The whole story is basically just one long conversation between two men–one Pakistani, one American–in a restaurant in Lahore. The Pakistani, a man named Changez, tells the American about his time in the States, studying at Princeton, working for a consultancy firm as an analyst, and dating a beautiful, brilliant, but broken young novelist named Erica. The American, for his part, never reveals who he is, what he does for a living or why he’s in Pakistan. The author drops hints here and there as to his true identity–he’s extremely fit, he’s a former soldier, he has a gun-shaped bulge under his shirt–but you’re never told outright, “he’s a CIA operative who’s been sent to kill Changez.” Actually, come to think of it, you’re never really led to believe that he’s been sent to kill Changez. If anything, you get more of a feeling that Changez is the one whose been sent to kill him. How? Well, as the story progresses, the pleasant Lahore marketplace where the two are sharing their meal becomes darker and more foreboding. The lights dim, the other guests leave, and all that we are left with is Changez telling an increasingly morbid and hate-filled tale. See, after 9-11, he felt more and more unwelcome in the States, partly because of increased police and Homeland Security scrutiny, but mostly because of Erica’s apparent suicide and his own sense of guilt at serving a nation that subjugates and exploits people in the Third World. He likens himself to a Janissary–a Christian youth taken in by the Sultan to serve the Ottoman Empire–and discusses how, after losing his job and working visa, he returned to Lahore, where he taught economics, and anti-American rhetoric, to University students. (I personally find it kind of ironic that he would use the Janissaries as the metaphor for how he feels. After all, being a Janissary was considered a great honor among Ottoman Christians. Boys who were taken in by the Sultan would often go on to become Generals or Politicians; people with wealth and influence. Many Muslim families would actually lie about their children’s’ faith in the hopes that they too might be granted this lofty position. Not all that different, if you think about it, than white parents these days claiming that their kids are part latino or Native American in order to get them into good schools.)

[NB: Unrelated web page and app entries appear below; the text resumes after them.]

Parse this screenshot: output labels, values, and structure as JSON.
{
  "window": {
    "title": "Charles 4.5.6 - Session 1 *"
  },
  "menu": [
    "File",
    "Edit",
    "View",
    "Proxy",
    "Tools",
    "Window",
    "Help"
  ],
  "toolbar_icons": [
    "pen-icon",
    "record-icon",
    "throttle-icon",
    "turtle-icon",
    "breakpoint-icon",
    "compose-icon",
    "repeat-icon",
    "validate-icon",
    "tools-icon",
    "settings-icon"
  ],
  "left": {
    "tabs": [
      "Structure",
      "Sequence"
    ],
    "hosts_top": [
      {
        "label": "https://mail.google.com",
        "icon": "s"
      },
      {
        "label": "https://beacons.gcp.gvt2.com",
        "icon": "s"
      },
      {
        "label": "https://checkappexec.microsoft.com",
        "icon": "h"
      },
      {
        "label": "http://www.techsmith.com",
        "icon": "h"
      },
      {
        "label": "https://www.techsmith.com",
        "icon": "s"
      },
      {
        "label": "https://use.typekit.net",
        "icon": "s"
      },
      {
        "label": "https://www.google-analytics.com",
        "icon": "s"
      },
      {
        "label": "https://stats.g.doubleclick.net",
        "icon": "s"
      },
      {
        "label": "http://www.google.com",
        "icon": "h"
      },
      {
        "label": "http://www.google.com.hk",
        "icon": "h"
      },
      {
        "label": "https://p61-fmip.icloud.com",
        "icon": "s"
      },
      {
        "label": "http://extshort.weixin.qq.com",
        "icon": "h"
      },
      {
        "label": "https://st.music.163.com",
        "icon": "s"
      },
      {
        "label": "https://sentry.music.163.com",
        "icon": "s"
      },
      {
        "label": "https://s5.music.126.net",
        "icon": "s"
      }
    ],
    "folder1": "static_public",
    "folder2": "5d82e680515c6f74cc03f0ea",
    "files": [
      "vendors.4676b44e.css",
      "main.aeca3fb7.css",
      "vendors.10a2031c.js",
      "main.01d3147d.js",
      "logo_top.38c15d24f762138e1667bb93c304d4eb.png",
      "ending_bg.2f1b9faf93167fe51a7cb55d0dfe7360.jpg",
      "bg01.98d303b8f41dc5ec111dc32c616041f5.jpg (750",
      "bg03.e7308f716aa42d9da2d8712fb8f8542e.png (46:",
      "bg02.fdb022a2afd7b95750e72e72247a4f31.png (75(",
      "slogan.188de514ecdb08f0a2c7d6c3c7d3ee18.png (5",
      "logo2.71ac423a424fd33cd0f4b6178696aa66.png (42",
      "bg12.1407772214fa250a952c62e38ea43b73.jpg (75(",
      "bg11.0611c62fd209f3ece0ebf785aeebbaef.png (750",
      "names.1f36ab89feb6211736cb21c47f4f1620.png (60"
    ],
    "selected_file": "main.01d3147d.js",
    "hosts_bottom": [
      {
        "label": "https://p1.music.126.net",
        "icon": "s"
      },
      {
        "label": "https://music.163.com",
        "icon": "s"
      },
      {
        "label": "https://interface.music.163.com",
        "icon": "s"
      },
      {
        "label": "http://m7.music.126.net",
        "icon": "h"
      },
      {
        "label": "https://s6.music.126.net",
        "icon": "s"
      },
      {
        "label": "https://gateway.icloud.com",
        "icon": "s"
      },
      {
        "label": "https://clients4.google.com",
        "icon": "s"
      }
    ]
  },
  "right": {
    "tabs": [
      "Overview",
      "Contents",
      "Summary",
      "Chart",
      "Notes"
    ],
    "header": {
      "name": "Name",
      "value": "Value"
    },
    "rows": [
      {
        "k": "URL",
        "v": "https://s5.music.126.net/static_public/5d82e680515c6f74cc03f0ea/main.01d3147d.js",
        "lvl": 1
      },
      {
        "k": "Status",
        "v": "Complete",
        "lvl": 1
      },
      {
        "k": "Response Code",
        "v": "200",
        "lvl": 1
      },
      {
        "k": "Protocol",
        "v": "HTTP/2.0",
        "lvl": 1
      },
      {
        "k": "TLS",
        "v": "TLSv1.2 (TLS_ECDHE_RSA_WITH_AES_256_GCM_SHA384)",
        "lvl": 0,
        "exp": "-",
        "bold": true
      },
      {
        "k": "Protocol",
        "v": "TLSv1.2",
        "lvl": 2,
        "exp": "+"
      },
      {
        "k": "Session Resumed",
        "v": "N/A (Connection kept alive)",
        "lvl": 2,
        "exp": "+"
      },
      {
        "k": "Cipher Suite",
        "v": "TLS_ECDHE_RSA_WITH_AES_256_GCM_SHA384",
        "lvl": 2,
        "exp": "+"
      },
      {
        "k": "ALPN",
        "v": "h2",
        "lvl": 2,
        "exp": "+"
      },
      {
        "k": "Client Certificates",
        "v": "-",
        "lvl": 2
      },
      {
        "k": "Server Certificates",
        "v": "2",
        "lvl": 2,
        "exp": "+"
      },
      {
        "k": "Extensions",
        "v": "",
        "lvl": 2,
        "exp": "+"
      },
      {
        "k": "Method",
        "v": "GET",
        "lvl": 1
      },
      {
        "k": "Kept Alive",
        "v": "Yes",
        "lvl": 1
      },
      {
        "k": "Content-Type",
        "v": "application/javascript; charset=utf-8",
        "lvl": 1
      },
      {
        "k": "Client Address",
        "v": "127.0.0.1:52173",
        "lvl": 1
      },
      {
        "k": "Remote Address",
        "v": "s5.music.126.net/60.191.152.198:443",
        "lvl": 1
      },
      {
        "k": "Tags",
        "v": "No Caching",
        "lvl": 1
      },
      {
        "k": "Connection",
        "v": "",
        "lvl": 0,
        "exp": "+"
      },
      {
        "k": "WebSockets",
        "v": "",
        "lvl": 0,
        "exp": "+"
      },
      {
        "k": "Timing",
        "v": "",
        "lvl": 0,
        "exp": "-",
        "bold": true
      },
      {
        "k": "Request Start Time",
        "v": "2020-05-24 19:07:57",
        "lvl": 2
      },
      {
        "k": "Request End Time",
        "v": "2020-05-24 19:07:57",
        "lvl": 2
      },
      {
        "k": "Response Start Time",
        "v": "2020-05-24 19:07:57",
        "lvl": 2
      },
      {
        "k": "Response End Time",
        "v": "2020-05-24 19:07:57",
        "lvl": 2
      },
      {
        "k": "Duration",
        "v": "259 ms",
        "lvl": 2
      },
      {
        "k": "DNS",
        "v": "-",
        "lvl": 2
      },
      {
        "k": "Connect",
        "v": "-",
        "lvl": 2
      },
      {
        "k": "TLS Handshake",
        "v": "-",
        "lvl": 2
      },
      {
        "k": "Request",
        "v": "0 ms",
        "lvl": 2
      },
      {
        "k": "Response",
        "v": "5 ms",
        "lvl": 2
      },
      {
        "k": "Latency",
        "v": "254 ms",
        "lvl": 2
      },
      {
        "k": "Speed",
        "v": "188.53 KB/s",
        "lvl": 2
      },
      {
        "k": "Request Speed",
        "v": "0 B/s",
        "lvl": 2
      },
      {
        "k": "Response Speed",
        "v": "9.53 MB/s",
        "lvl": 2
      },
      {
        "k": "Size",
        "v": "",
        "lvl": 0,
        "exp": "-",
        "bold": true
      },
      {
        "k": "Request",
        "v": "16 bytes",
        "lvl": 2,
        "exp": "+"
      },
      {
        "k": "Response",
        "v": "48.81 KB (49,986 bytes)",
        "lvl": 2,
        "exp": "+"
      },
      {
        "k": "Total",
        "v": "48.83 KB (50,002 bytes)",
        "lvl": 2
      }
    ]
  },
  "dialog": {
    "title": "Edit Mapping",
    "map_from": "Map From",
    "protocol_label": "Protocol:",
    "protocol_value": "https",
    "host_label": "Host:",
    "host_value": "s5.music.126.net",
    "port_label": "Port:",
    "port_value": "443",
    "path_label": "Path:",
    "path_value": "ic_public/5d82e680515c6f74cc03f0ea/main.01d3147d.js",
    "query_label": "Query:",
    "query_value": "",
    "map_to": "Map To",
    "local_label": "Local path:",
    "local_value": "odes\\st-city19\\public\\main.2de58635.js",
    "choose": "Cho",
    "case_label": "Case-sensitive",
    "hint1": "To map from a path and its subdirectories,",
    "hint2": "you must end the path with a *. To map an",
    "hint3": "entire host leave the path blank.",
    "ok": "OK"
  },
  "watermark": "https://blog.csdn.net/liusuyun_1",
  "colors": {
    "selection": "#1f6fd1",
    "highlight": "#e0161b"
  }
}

Anyway, I don’t want to say too much else, for fear of spoiling the story, but I will say this, the way the book ends left me positively drowning in questions. What happens to Changez? What happens to the AMerican? Who was Changez, really? Who was the American? Was any of what Changez said actually true? And so on. Yes, the novel came off as preachy at times, but the totally ambiguous cliff-hanger of an ending more than made up for it. And you know what, I feel like that was actually the perfect way to write a book about terrorism. I mean, after all, we live in a dangerous, ambiguous world. Anybody can be a terrorist; a prince or a pauper; a pet-walker or a PhD. You can never be certain who would like to help you and who would like to see you dead. The Reluctant Fundamentalist captures that uncertainty perfectly, and carries it through the story until the last, tension-filled page.

So, to sum it all up, Mohsin Hamid’s The Reluctant Fundamentalist is highly enjoyable, easy to read, thought-provoking about the causes and catalysts for terrorism and, best of all, isn’t too long. A solid 8.5 out of 10, if you ask me. Check it out if you’ve got the time.